This month, for the first time, Cartier will open the doors to its private wine cellar – a 2,000-strong cache of French vintages, ranging from a 1916 Sauternes to rare Domaine de la Romanée-Conti and Chambertin Clos de Bèze – as part of an auction benefiting the Cartier Philanthropy foundation. On Wednesday March 20, select bottles from the collection will be up for grabs as part of the Sotheby’s Finest & Rarest Wines auction, taking place at its New Bond Street headquarters in London.
The Cartier collection was started decades ago by the maison’s former chairman Alain Dominique Perrin. However, the jeweller-watchmaker’s connection with the world of fine wines goes back to its beginnings. Early on it acquired the iconic Château d’Yquem 1847 (setting a record at the time for the highest price paid for one tonneau), which happens to be the same year that the maison was founded. Later in its history, Cartier created a tastevin bordelais in solid silver and tricolour gold, engraved with the city of Bordeaux’s coat of arms, which was presented by the French prime minister and mayor of Bordeaux Jacques Chaban-Delmas to Queen Elizabeth II in 1992.

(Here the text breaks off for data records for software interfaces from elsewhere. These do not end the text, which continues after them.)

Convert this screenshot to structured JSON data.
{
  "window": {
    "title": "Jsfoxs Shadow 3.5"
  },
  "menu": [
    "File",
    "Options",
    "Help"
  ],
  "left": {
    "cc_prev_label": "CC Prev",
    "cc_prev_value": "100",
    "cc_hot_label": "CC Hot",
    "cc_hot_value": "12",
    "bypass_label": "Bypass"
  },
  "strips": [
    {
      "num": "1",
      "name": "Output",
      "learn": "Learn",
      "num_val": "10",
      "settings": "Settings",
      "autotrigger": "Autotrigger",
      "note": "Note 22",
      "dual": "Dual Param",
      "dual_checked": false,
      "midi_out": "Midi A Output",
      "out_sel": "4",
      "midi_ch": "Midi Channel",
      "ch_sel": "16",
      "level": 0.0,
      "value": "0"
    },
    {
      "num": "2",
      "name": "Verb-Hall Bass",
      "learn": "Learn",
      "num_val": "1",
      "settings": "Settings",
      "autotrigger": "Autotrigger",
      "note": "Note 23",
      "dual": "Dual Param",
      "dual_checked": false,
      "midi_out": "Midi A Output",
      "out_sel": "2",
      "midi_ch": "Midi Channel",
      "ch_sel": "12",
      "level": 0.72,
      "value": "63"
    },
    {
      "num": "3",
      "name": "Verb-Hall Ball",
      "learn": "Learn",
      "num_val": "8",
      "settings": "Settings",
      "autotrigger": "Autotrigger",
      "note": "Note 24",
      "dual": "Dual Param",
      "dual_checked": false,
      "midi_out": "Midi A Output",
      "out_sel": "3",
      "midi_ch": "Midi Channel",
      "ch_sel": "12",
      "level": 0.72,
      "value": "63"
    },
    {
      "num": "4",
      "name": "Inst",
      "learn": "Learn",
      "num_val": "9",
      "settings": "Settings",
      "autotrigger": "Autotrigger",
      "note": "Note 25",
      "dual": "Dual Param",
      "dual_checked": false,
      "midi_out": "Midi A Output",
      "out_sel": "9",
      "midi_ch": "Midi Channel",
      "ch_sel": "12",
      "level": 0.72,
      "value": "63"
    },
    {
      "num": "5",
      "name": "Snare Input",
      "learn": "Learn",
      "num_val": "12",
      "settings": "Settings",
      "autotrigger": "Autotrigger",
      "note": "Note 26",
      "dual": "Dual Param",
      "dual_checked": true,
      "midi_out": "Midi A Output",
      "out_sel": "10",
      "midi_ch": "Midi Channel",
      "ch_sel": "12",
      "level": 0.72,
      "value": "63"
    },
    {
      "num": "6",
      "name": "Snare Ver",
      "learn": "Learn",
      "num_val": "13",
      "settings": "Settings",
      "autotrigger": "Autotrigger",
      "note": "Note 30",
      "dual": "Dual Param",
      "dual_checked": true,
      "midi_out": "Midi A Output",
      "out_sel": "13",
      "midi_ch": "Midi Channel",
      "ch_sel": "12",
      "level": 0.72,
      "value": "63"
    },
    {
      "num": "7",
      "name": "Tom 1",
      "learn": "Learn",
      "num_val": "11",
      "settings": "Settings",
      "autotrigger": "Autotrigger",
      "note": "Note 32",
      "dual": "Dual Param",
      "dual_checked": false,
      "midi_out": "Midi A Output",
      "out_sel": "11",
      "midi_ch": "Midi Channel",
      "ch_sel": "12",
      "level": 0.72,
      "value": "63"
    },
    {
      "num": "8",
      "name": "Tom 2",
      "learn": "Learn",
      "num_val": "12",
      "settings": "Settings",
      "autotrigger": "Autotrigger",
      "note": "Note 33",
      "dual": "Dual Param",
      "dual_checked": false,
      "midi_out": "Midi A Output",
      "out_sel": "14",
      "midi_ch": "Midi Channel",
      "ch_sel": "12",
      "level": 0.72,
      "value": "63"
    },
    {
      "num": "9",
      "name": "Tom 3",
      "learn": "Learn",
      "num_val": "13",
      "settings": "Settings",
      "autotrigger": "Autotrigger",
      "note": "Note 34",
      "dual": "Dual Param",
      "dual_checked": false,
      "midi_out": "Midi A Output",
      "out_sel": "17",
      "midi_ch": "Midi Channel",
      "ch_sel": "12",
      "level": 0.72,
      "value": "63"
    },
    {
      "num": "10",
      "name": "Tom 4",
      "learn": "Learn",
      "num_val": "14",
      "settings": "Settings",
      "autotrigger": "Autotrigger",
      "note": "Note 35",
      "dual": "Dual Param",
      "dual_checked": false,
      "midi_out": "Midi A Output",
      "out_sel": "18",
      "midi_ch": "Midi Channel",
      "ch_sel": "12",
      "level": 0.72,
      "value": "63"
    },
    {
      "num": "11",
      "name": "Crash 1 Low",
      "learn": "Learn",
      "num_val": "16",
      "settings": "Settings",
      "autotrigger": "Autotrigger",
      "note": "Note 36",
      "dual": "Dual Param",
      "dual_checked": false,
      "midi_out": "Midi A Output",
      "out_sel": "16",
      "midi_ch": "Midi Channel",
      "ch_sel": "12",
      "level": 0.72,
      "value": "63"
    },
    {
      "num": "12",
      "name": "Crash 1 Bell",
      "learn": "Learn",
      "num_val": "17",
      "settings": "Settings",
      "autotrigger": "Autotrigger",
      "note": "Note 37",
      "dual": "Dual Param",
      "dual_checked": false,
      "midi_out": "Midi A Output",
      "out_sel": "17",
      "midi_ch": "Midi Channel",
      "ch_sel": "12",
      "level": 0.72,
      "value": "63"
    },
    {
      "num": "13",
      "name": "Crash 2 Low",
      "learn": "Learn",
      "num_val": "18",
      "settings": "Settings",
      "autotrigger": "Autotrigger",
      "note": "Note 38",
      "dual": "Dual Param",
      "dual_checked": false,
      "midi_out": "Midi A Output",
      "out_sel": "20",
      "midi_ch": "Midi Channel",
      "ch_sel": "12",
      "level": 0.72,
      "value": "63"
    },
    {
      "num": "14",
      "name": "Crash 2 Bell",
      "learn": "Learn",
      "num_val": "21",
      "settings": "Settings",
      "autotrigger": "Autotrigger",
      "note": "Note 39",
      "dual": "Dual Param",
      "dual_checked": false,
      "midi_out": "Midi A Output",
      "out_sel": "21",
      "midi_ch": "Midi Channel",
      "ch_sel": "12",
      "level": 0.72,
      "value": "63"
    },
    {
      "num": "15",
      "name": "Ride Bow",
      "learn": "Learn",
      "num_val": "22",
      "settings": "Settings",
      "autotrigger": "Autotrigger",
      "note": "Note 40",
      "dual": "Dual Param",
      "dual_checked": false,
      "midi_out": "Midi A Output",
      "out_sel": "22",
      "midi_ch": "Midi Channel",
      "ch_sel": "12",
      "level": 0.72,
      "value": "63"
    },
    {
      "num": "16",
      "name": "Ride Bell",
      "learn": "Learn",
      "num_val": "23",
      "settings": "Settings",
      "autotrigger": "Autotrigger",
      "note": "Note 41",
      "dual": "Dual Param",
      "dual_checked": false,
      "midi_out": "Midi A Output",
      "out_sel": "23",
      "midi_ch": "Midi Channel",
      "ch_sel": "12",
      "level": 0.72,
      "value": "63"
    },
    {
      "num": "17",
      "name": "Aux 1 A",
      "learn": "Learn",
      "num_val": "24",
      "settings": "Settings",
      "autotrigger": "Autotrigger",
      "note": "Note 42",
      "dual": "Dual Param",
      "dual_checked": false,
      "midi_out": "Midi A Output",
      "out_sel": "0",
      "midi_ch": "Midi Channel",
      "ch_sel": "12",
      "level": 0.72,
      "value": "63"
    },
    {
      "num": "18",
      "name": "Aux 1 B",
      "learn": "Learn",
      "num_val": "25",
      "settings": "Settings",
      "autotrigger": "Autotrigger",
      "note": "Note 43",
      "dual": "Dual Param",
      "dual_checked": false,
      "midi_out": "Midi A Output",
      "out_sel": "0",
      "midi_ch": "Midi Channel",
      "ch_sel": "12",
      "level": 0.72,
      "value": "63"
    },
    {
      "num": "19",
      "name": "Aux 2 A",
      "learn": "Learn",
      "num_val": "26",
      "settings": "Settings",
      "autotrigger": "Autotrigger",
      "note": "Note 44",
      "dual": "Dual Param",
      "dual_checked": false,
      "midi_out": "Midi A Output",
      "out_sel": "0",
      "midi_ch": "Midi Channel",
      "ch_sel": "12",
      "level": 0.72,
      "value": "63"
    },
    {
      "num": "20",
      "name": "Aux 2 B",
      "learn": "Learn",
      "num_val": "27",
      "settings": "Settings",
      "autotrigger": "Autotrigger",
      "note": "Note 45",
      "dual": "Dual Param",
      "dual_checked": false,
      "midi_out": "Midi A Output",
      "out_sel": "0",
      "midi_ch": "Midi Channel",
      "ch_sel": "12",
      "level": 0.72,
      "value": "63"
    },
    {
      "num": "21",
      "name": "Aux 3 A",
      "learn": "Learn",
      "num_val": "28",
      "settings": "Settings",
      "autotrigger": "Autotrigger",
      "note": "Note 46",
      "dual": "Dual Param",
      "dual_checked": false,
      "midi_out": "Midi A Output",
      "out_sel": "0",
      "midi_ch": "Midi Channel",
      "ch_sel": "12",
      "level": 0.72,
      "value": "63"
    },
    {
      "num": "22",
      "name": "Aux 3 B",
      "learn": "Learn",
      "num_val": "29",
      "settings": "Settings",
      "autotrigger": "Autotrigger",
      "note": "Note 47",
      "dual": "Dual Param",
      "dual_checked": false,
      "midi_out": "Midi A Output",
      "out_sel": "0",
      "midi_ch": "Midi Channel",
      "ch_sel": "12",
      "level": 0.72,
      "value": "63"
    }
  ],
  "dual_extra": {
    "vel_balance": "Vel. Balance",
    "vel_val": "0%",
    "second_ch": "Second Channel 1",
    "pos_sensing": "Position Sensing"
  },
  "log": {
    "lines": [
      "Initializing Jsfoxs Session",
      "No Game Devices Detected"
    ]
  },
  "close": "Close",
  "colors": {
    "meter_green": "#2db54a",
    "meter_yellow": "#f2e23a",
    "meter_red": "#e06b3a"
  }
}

The 250 Cartier auction lots range from remarkable Bordeaux vintages, such as Latour 1916 (£1,500-£2,000 for three bottles; £1,300-£1,600 for four bottles) and 1929 (£3,000-£4,000 for two bottles) and 1916 Château d’Yquem Sauternes (£5,000-£6,000 for five bottles), to, among the Burgundies, La Tâche 2006 Domaine de la Romanée-Conti (£19,000-£24,000 for nine bottles). Each bottle will bear a certification of provenance.
All proceeds from the sale – Sotheby’s estimates the total could reach around £250,000 – will be donated to the Cartier Philanthropy foundation, which since 2012 has been supporting international NGOs, social entrepreneurs and United Nations agencies to improve the livelihoods of the most vulnerable, particularly women and children in the world’s least developed regions.